OGUNQUIT, Maine — Inns, restaurants and other businesses that rely on seasonal workers throughout the busy tourist months are concerned about the season ahead as they say that workforce is in jeopardy.
The federal H-2B visa program allows local businesses to bring in workers from foreign countries to fill jobs those businesses are unable to fill with local workers. But this supplemental workforce is in jeopardy at a critical time of year as the U.S. Department of Labor has temporarily suspended processing H-2B visa applications, causing widespread alarm in the local hospitality industry.
“This is a critical supplement to our workforce,” said Allyson Cavaretta, general manager at the Meadowmere Resort in Ogunquit.
Each summer, The Meadowmere Resort brings in 15 to 18 housekeepers and cooks through the program. At The Beachmere Inn, also in Ogunquit, Innkeeper Sarah Diment has applied for five H-2B visa workers in the past, but this year is in need of six to fill her seasonal housekeeping staff.
Effective March 5, the U.S. Department of Labor and Homeland Security stopped processing H-2B visa applications until further notice, in light of a March 4 federal court order in Perez vs. Perez, a cased based out of Florida.
This action has left those in the local hospitality industry wondering how they will open for the season without the help they need.
Senators Susan Collins and Angus King are stepping in to help. Cathy Goodwin, state office representative for Collins said both Collins and King are treating the situation as an emergency and are working as quickly as they can to resolve it.
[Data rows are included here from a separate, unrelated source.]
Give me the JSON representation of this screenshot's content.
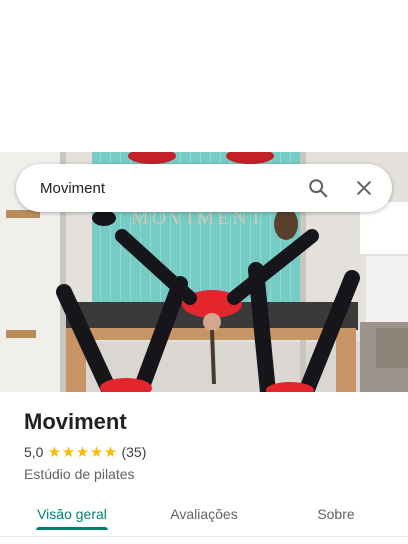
{
  "search": {
    "value": "Moviment",
    "search_icon": "search-icon",
    "clear_icon": "close-icon"
  },
  "photo": {
    "sign_text": "MOVIMENT"
  },
  "place": {
    "name": "Moviment",
    "rating": "5,0",
    "stars": 5,
    "review_count": "(35)",
    "category": "Estúdio de pilates"
  },
  "tabs": [
    {
      "label": "Visão geral",
      "active": true
    },
    {
      "label": "Avaliações",
      "active": false
    },
    {
      "label": "Sobre",
      "active": false
    }
  ],
  "colors": {
    "accent": "#00806e",
    "star": "#fbbc04",
    "text_primary": "#202124",
    "text_secondary": "#5f6368"
  }
}
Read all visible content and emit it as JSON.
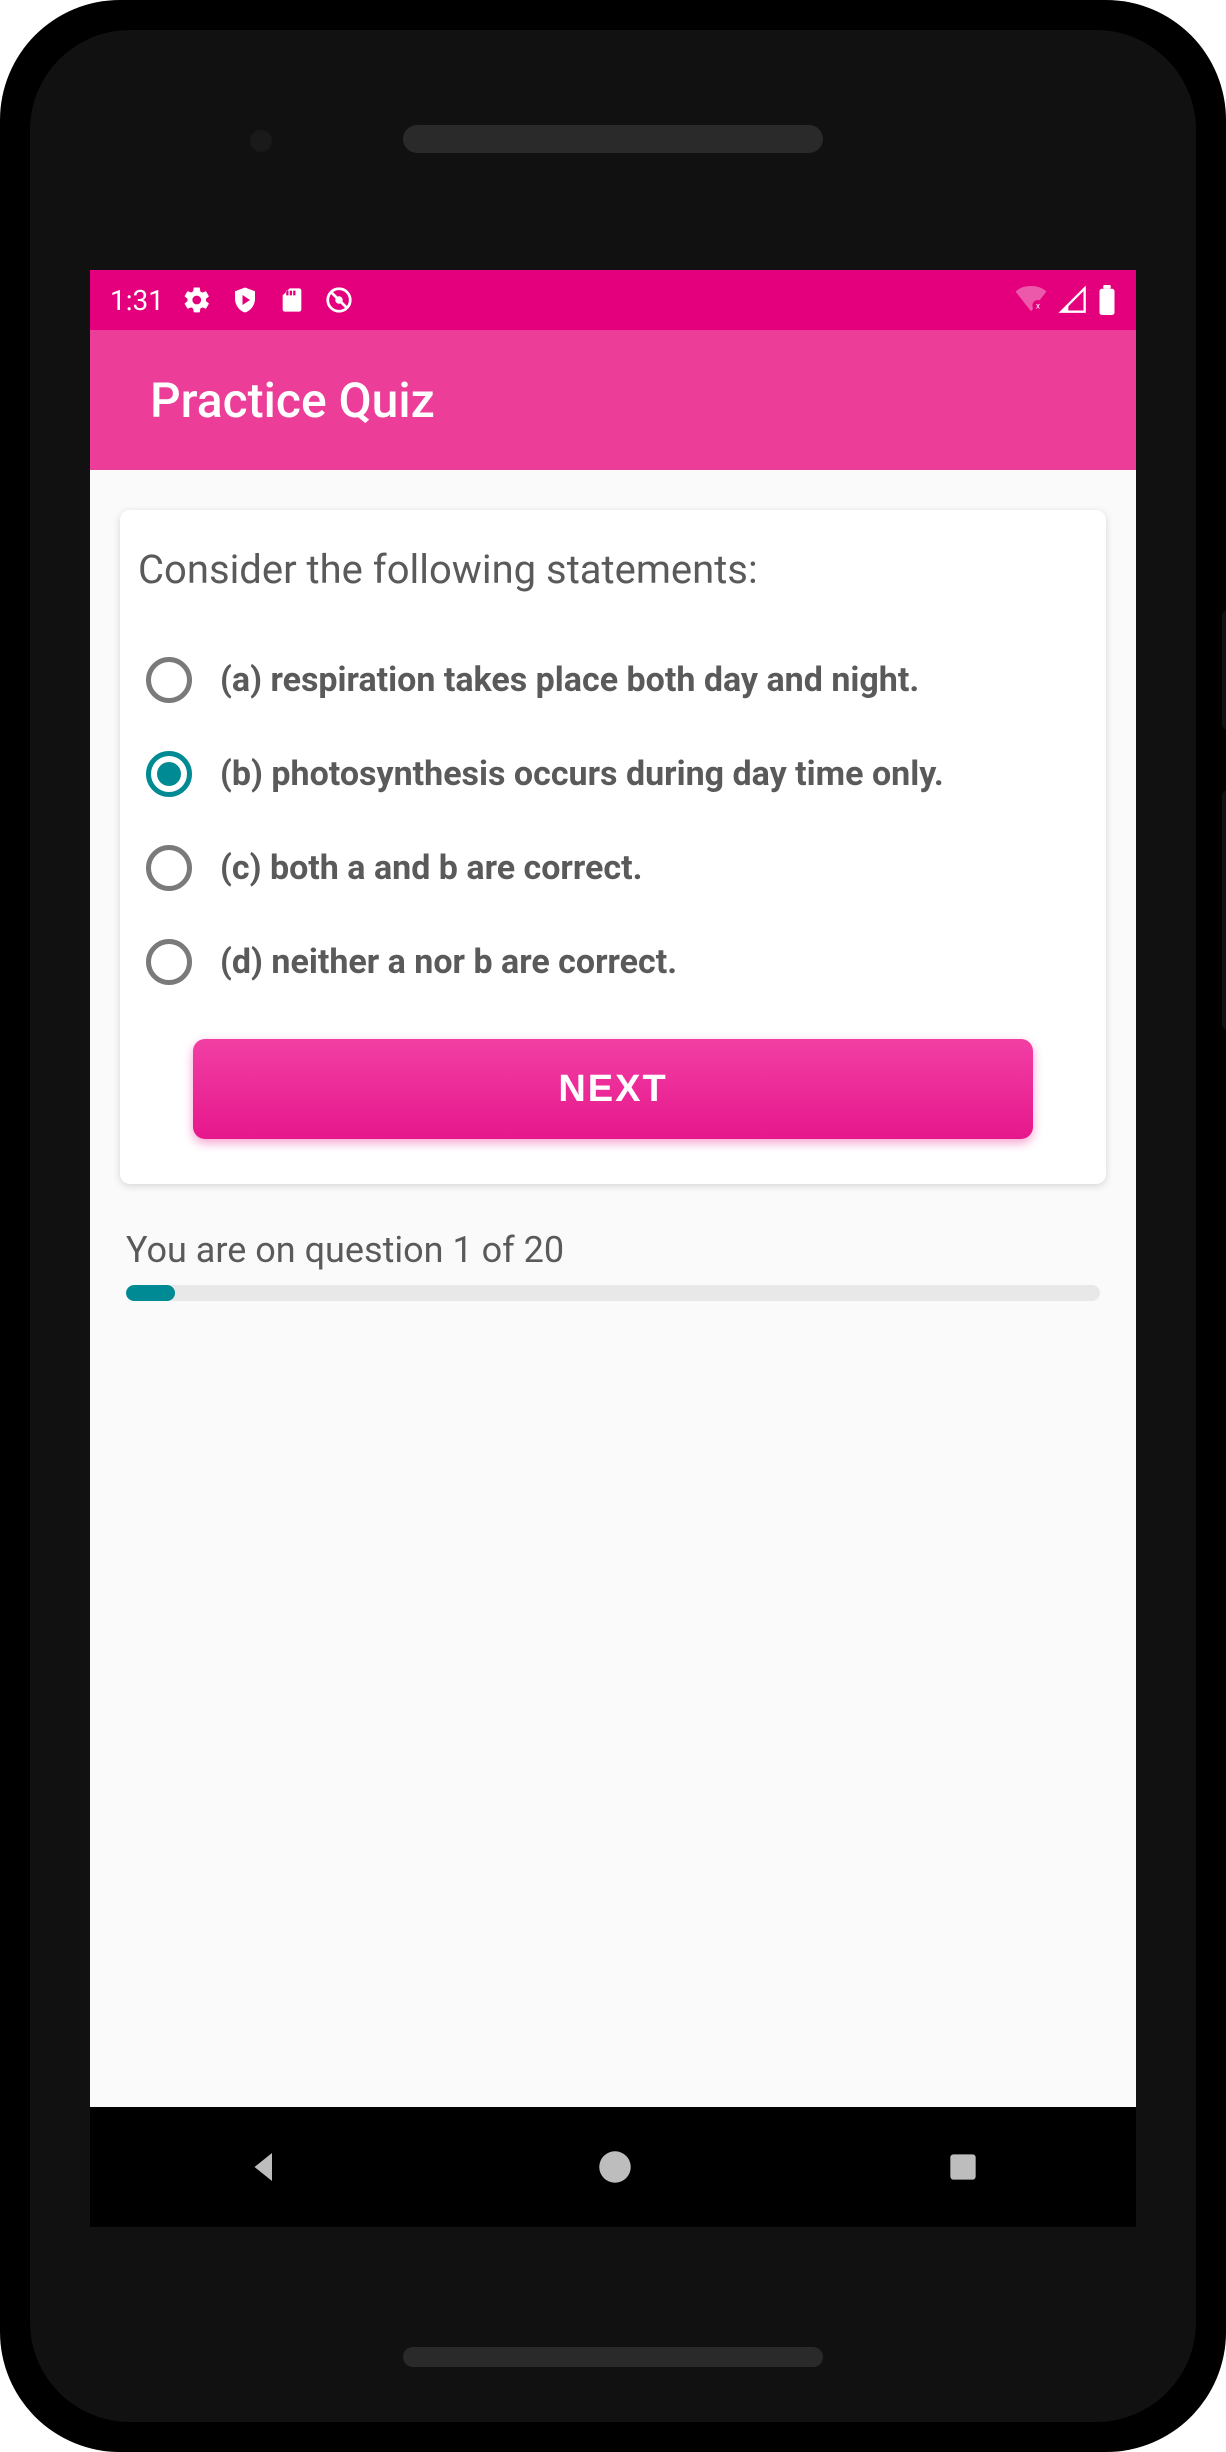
{
  "status": {
    "time": "1:31"
  },
  "appbar": {
    "title": "Practice Quiz"
  },
  "quiz": {
    "question": "Consider the following statements:",
    "options": [
      {
        "label": "(a) respiration takes place both day and night.",
        "selected": false
      },
      {
        "label": "(b) photosynthesis occurs during day time only.",
        "selected": true
      },
      {
        "label": "(c) both a and b are correct.",
        "selected": false
      },
      {
        "label": "(d) neither a nor b are correct.",
        "selected": false
      }
    ],
    "next_label": "NEXT"
  },
  "progress": {
    "text": "You are on question 1 of 20",
    "current": 1,
    "total": 20,
    "percent": 5
  },
  "colors": {
    "status_bar": "#e4007d",
    "app_bar": "#ec3e98",
    "accent_button": "#e6178c",
    "radio_selected": "#008a93",
    "progress_fill": "#008a93"
  }
}
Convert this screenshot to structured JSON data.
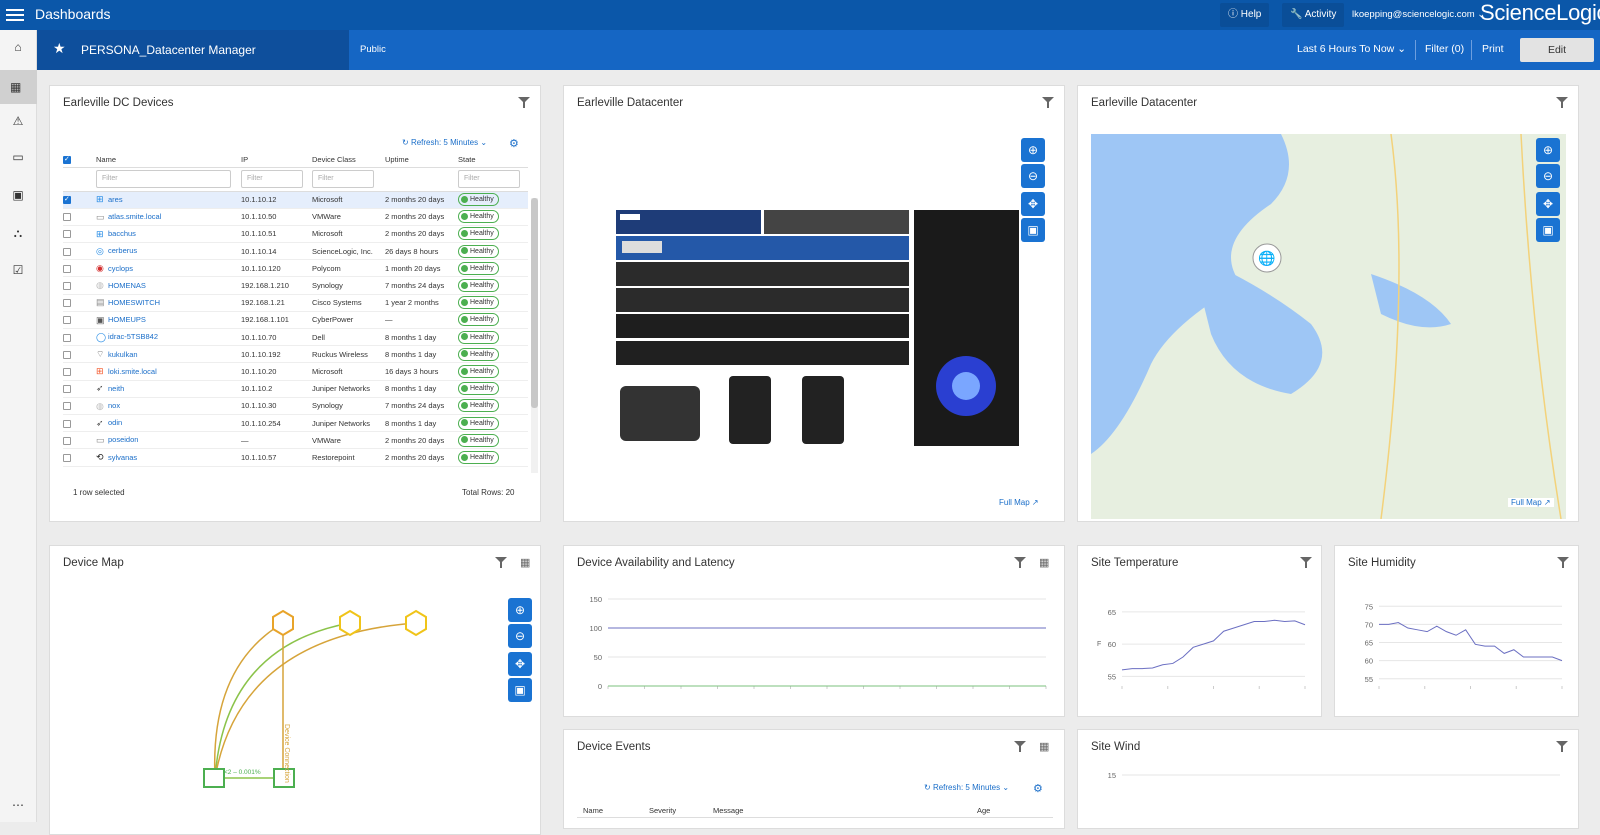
{
  "topbar": {
    "title": "Dashboards",
    "help": "Help",
    "activity": "Activity",
    "user": "lkoepping@sciencelogic.com",
    "logo": "ScienceLogic"
  },
  "subbar": {
    "dashboard_name": "PERSONA_Datacenter Manager",
    "visibility": "Public",
    "timerange": "Last 6 Hours To Now",
    "filter": "Filter (0)",
    "print": "Print",
    "edit": "Edit"
  },
  "devices_panel": {
    "title": "Earleville DC Devices",
    "refresh": "Refresh: 5 Minutes",
    "columns": [
      "Name",
      "IP",
      "Device Class",
      "Uptime",
      "State"
    ],
    "filter_placeholder": "Filter",
    "rows": [
      {
        "name": "ares",
        "ip": "10.1.10.12",
        "class": "Microsoft",
        "uptime": "2 months 20 days",
        "state": "Healthy",
        "selected": true,
        "icon": "windows",
        "color": "#1e88e5"
      },
      {
        "name": "atlas.smite.local",
        "ip": "10.1.10.50",
        "class": "VMWare",
        "uptime": "2 months 20 days",
        "state": "Healthy",
        "icon": "server",
        "color": "#888888"
      },
      {
        "name": "bacchus",
        "ip": "10.1.10.51",
        "class": "Microsoft",
        "uptime": "2 months 20 days",
        "state": "Healthy",
        "icon": "windows",
        "color": "#1e88e5"
      },
      {
        "name": "cerberus",
        "ip": "10.1.10.14",
        "class": "ScienceLogic, Inc.",
        "uptime": "26 days 8 hours",
        "state": "Healthy",
        "icon": "globe",
        "color": "#1e88e5"
      },
      {
        "name": "cyclops",
        "ip": "10.1.10.120",
        "class": "Polycom",
        "uptime": "1 month 20 days",
        "state": "Healthy",
        "icon": "camera",
        "color": "#d32f2f"
      },
      {
        "name": "HOMENAS",
        "ip": "192.168.1.210",
        "class": "Synology",
        "uptime": "7 months 24 days",
        "state": "Healthy",
        "icon": "nas",
        "color": "#bbbbbb"
      },
      {
        "name": "HOMESWITCH",
        "ip": "192.168.1.21",
        "class": "Cisco Systems",
        "uptime": "1 year 2 months",
        "state": "Healthy",
        "icon": "switch",
        "color": "#888888"
      },
      {
        "name": "HOMEUPS",
        "ip": "192.168.1.101",
        "class": "CyberPower",
        "uptime": "—",
        "state": "Healthy",
        "icon": "ups",
        "color": "#555555"
      },
      {
        "name": "idrac-5TSB842",
        "ip": "10.1.10.70",
        "class": "Dell",
        "uptime": "8 months 1 day",
        "state": "Healthy",
        "icon": "dell",
        "color": "#1e88e5"
      },
      {
        "name": "kukulkan",
        "ip": "10.1.10.192",
        "class": "Ruckus Wireless",
        "uptime": "8 months 1 day",
        "state": "Healthy",
        "icon": "wifi",
        "color": "#777777"
      },
      {
        "name": "loki.smite.local",
        "ip": "10.1.10.20",
        "class": "Microsoft",
        "uptime": "16 days 3 hours",
        "state": "Healthy",
        "icon": "windows-color",
        "color": "#f35325"
      },
      {
        "name": "neith",
        "ip": "10.1.10.2",
        "class": "Juniper Networks",
        "uptime": "8 months 1 day",
        "state": "Healthy",
        "icon": "router",
        "color": "#555555"
      },
      {
        "name": "nox",
        "ip": "10.1.10.30",
        "class": "Synology",
        "uptime": "7 months 24 days",
        "state": "Healthy",
        "icon": "nas",
        "color": "#bbbbbb"
      },
      {
        "name": "odin",
        "ip": "10.1.10.254",
        "class": "Juniper Networks",
        "uptime": "8 months 1 day",
        "state": "Healthy",
        "icon": "router",
        "color": "#555555"
      },
      {
        "name": "poseidon",
        "ip": "—",
        "class": "VMWare",
        "uptime": "2 months 20 days",
        "state": "Healthy",
        "icon": "server",
        "color": "#888888"
      },
      {
        "name": "sylvanas",
        "ip": "10.1.10.57",
        "class": "Restorepoint",
        "uptime": "2 months 20 days",
        "state": "Healthy",
        "icon": "restore",
        "color": "#222222"
      }
    ],
    "selected_text": "1 row selected",
    "total_rows": "Total Rows: 20"
  },
  "rack_panel": {
    "title": "Earleville Datacenter",
    "full_map": "Full Map"
  },
  "map_panel": {
    "title": "Earleville Datacenter",
    "full_map": "Full Map"
  },
  "device_map_panel": {
    "title": "Device Map",
    "edge_label": "Device Connection",
    "edge_stat": "<2 – 0.001%"
  },
  "availability_panel": {
    "title": "Device Availability and Latency",
    "chart_data": {
      "type": "line",
      "yticks": [
        150,
        100,
        50,
        0
      ],
      "ylim": [
        0,
        150
      ],
      "series": [
        {
          "values": [
            100,
            100,
            100,
            100,
            100,
            100,
            100,
            100,
            100,
            100,
            100,
            100
          ],
          "color": "#6b6fc2"
        },
        {
          "values": [
            0,
            0,
            0,
            0,
            0,
            0,
            0,
            0,
            0,
            0,
            0,
            0
          ],
          "color": "#7bc17e"
        }
      ]
    }
  },
  "temperature_panel": {
    "title": "Site Temperature",
    "ylabel": "F",
    "chart_data": {
      "type": "line",
      "yticks": [
        65,
        60,
        55
      ],
      "ylim": [
        53.5,
        67
      ],
      "values": [
        56,
        56.2,
        56.2,
        56.3,
        56.8,
        57,
        58,
        59.5,
        60,
        60.5,
        62,
        62.5,
        63,
        63.5,
        63.5,
        63.7,
        63.5,
        63.6,
        63
      ],
      "color": "#6b6fc2"
    }
  },
  "humidity_panel": {
    "title": "Site Humidity",
    "chart_data": {
      "type": "line",
      "yticks": [
        75,
        70,
        65,
        60,
        55
      ],
      "ylim": [
        53,
        77
      ],
      "values": [
        70,
        70,
        70.5,
        69,
        68.5,
        68,
        69.5,
        68,
        67,
        68.5,
        64.5,
        64,
        64,
        62,
        63,
        61,
        61,
        61,
        61,
        60
      ],
      "color": "#6b6fc2"
    }
  },
  "events_panel": {
    "title": "Device Events",
    "refresh": "Refresh: 5 Minutes",
    "columns": [
      "Name",
      "Severity",
      "Message",
      "Age"
    ]
  },
  "wind_panel": {
    "title": "Site Wind",
    "chart_data": {
      "type": "line",
      "yticks": [
        15
      ]
    }
  }
}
The two senators today sent a letter to the U.S. Department of Labor and the Department of Homeland Security asking that the processing of H-2B applications resume immediately.
“Those applications that have been approved should be finalized and those that are pending should be put into a priority system and processed according to their merits,” the letter states.
“Many Maine employers rely on H-2B workers. The unilateral delay you have imposed, if not promptly lifted, will create great hardship on these employers and limit the services they can provide to their customers and the general public. The economic impact on the state of Maine, as well as across the country, could be severe,” the letter continues.
Both Cavaretta and Karen Arel, president of the Ogunquit Chamber of Commerce, have also reached out to Congresswoman Chellie Pingree, and say the congresswoman and her staff members are doing everything they can to aid in a speedy resolution.
Arel and Laura Dolce, executive director of the Kennebunk-Kennebunkport-Arundel Chamber of Commerce, both sent out alerts to their members about the issue. Arel said she has heard concern from several of her members.
Cavaretta said The Meadowmere relies on the H-2B visa program to fill their housekeeping and cooking staff positions with workers from Jamaica, many of whom return every summer, and have worked at the resort for five to 10 years.
Caravetta says the H-2B visa program has very strict regulations, and is designed to help fill positions that businesses cannot fill with local applicants. She said she is required to advertise her housekeeping and cook positions locally for a minimum of three months, and in all the years she has done so, she has only had two applicants for the open positions.
She said having seasonal foreign workers allows her to fill all 144 rooms at the resort during the busy tourist season in Ogunquit, which in turn allows her to maintain a full-time staff of 25 to 30 employees.
“Economists have estimated that for every one H-2B visa issued, four local full-time jobs are created,” Cavaretta said. “We are a good example of that here.”
At The Beachmere Inn, Diment says news of the H-2B visa crisis has reached Jamaica, where her housekeepers come from. She has already heard from three of her workers who rely on their jobs at the Inn to support their entire families for the year.
“We’re trying to tell them everything we can, and reassure them,” she said. “Most of them haven’t worked all winter, because there are no jobs for them there, so they are very worried.”
Diment also said that her local housekeeping team is in “panic mode” right now. She said most of them are mothers who need a stable schedule so they can meet the demands of their family and jobs, and they’re worried about the added workload if the foreign workers don’t arrive. Diment said she worries about burn-out, a greater injury rate and exhaustion for her employees if the workload is too heavy.
Employers have to wait until 120 days before the date that they need their foreign workers to start work to apply for the visa, Arel said.
Cavaretta said all of her workers usually arrive at the end of April so her applications have been “in the chute” since late December and need only one final signature to move forward.
Arel is hoping that at the very least, the applications that are already in the system will be processed and released.
Diment said even if the situation is resolved in the coming weeks, there will be a delay in the arrival of her workers.
“I’ll be making a lot of beds this year,” Diment said.
Both Cavaretta and Diment said it’s hard to fathom how to move forward if there’s no supplemental workforce this summer.
“Those are all questions we will have to face, step by step in the coming weeks if we have to,” Cavaretta said. “It would have a big impact on our season, that I am certain of.”
If you are a business affected by this suspension and would like to share your story, contact Reporter Donna Buttarazzi at firstname.lastname@example.org.